IOWA CITY, Iowa — Mark Ironside has earned something Alex Marinelli wants, so when the two-time NCAA champion talks, Marinelli listens.

Ironside won national titles in 1997 and 1998, and he remains close to the University of Iowa wrestling program as a radio analyst for Hawkeye matches. Over the summer, Ironside imparted wisdom on Marinelli:

Push yourself so hard in practice that an actual match feels like a pushover.

“Ironside said he got the most tired in practice,” Marinelli said after winning his third straight 165-pound Midlands Championships title Dec. 30 In Hoffman Estates, Illinois. “Then, when he went out there (for an actual competition), he was not tired at all. The goal in practice is to be the most tired in the room; it’s not because you’re out of shape, it’s because you’re pushing yourself.”

Marinelli dominated Midlands, pinning his first four opponents en route to six straight wins. He became the 14th Hawkeye to win three or more Midlands Championships and has won 15 straight matches at Midlands. He has a 20-2 record over the last four years at Midlands, and became the 11th Hawkeye to join the prestigious 20-in-4 club, which requires wrestlers to record at least 20 wins in their first four years of competition.

“Marinelli has done a good job putting the fanfare in perspective and getting back to what is important in the sport of wrestling. That is preparation,” Iowa head coach Tom Brands said.

The 165-pound bracket was one of the toughest at Midlands. It included Marinelli, two-time All-American Evan Wick of Wisconsin, and a late addition, three-time All-American David McFadden of Virginia Tech. The final two matches of Marinelli’s redshirt freshman season were a 16-3 loss to Wick and loss by fall to McFadden. Since then, he has gone 4-0 against Wick; McFadden was fifth at the NCAA Championships at 174 a year ago.

“Having McFadden (at Midlands) fuels the fire, I love it,” Marinelli said. “He is a great competitor and it makes the tournament more special when you beat a guy of that caliber.”

With Wick and McFadden on the opposite side of the bracket, Marinelli went to work decking Jack Conway of Penn (2:00), Josh Otto of Wisconsin (1:17), Jake Stiles of Oklahoma (4:07), and Phillip Conigliaro of Harvard (6:08). Because of that, Marinelli won a Midlands trophy for most falls in the shortest amount of time.

Before the competition, Marinelli said his body felt “weird” and “jittery.”

“I got water in me and was finally at optimum,” Marinelli said. “By my fourth match I felt normal.”

Normal, as in dominant.

In the semifinals, he defeated Zachary Hartman of Bucknell, 8-3, for his 14th straight win at Midlands.
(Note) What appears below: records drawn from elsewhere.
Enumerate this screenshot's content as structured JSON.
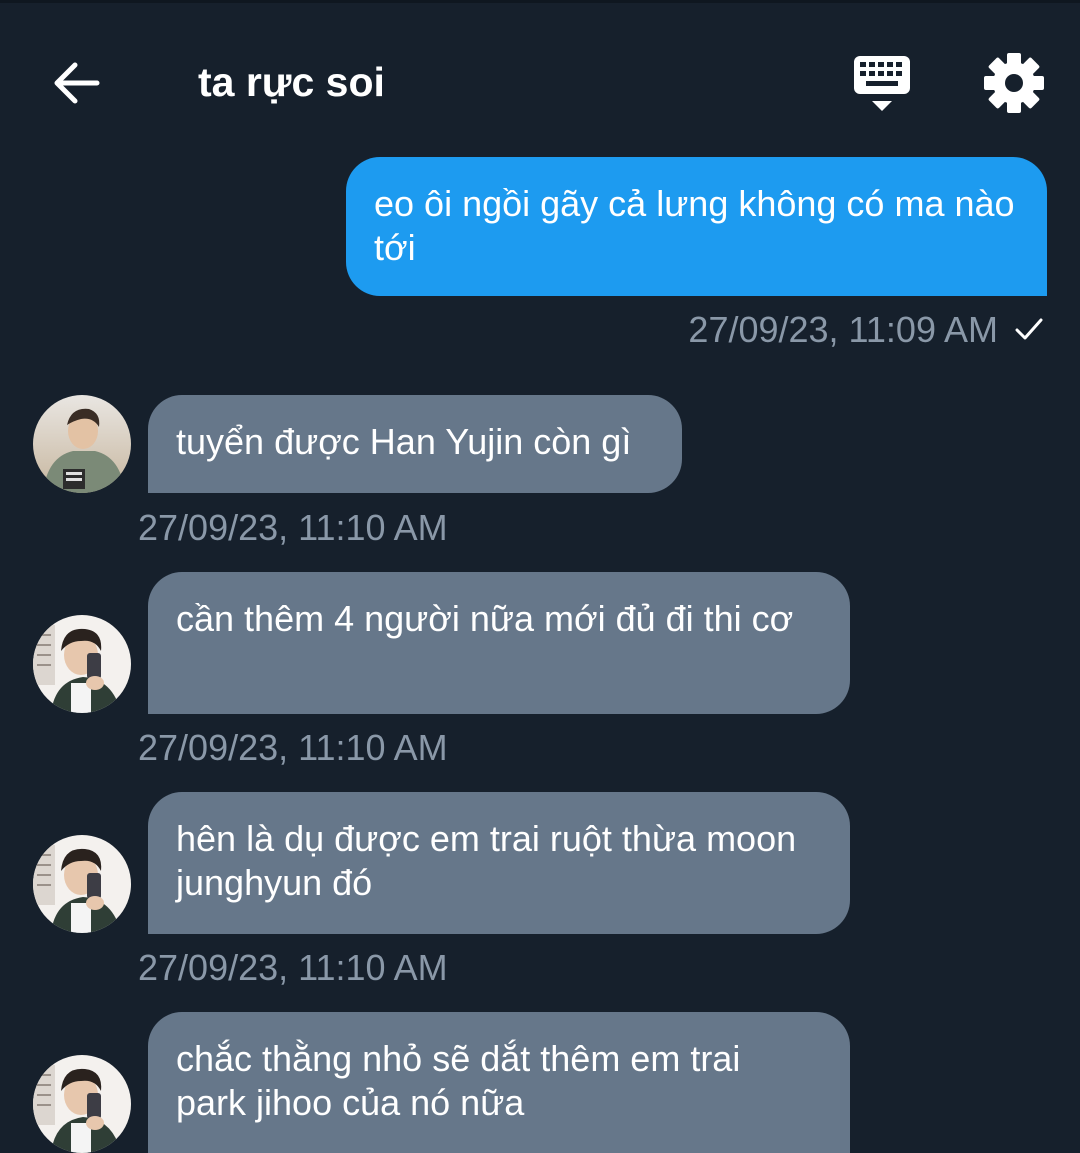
{
  "header": {
    "title": "ta rực soi",
    "back_icon": "arrow-left-icon",
    "keyboard_icon": "keyboard-icon",
    "settings_icon": "gear-icon"
  },
  "colors": {
    "background": "#16202c",
    "outgoing_bubble": "#1d9bf0",
    "incoming_bubble": "#66778a",
    "timestamp": "#8a98a8"
  },
  "messages": [
    {
      "direction": "outgoing",
      "text": "eo ôi ngồi gãy cả lưng không có ma nào tới",
      "timestamp": "27/09/23, 11:09 AM",
      "status": "✓"
    },
    {
      "direction": "incoming",
      "text": "tuyển được Han Yujin còn gì",
      "timestamp": "27/09/23, 11:10 AM",
      "avatar": "avatar-user-1"
    },
    {
      "direction": "incoming",
      "text": "cần thêm 4 người nữa mới đủ đi thi cơ",
      "timestamp": "27/09/23, 11:10 AM",
      "avatar": "avatar-user-2"
    },
    {
      "direction": "incoming",
      "text": "hên là dụ được em trai ruột thừa moon junghyun đó",
      "timestamp": "27/09/23, 11:10 AM",
      "avatar": "avatar-user-2"
    },
    {
      "direction": "incoming",
      "text": "chắc thằng nhỏ sẽ dắt thêm em trai park jihoo của nó nữa",
      "avatar": "avatar-user-2"
    }
  ]
}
McFadden, by way of a 6-5 decision over Wick in the other semifinal, was up next.

Off the whistle, Marinelli got in on McFadden’s right leg, setting the tone for the rest of the match. With 1:05 left in the first period, Marinelli grabbed McFadden’s left leg and finished cleanly for a 2-0 lead. Near the end of the second period, Marinelli again went to McFadden’s left leg for a takedown and 4-2 advantage. Marinelli won, 5-3, but he was looking for at least a four-point decision.

“I have to get another takedown,” Marinelli said.

Marinelli was named Midlands Champion of Champions for the second time; he also won an award for scoring the most team points in the tournament (29). Now 56-8 on his career and 10-0 on the season, the second-ranked Marinelli owes part of his success to the preparation that goes on in the Dan Gable Wrestling Complex.

“He has good partners,” Brands said, naming Pat Lugo, Kaleb Young, Jeren Glosser, Vince Turk, and even assistant coach Ryan Morningstar.

Moving forward, Marinelli said he will follow Ironside’s words of wisdom and continue to push hard in practice on his quest to a first NCAA title.

“I’m not trying to be cocky, but I deserve to be national champion,” Marinelli said. “You get what you earn.”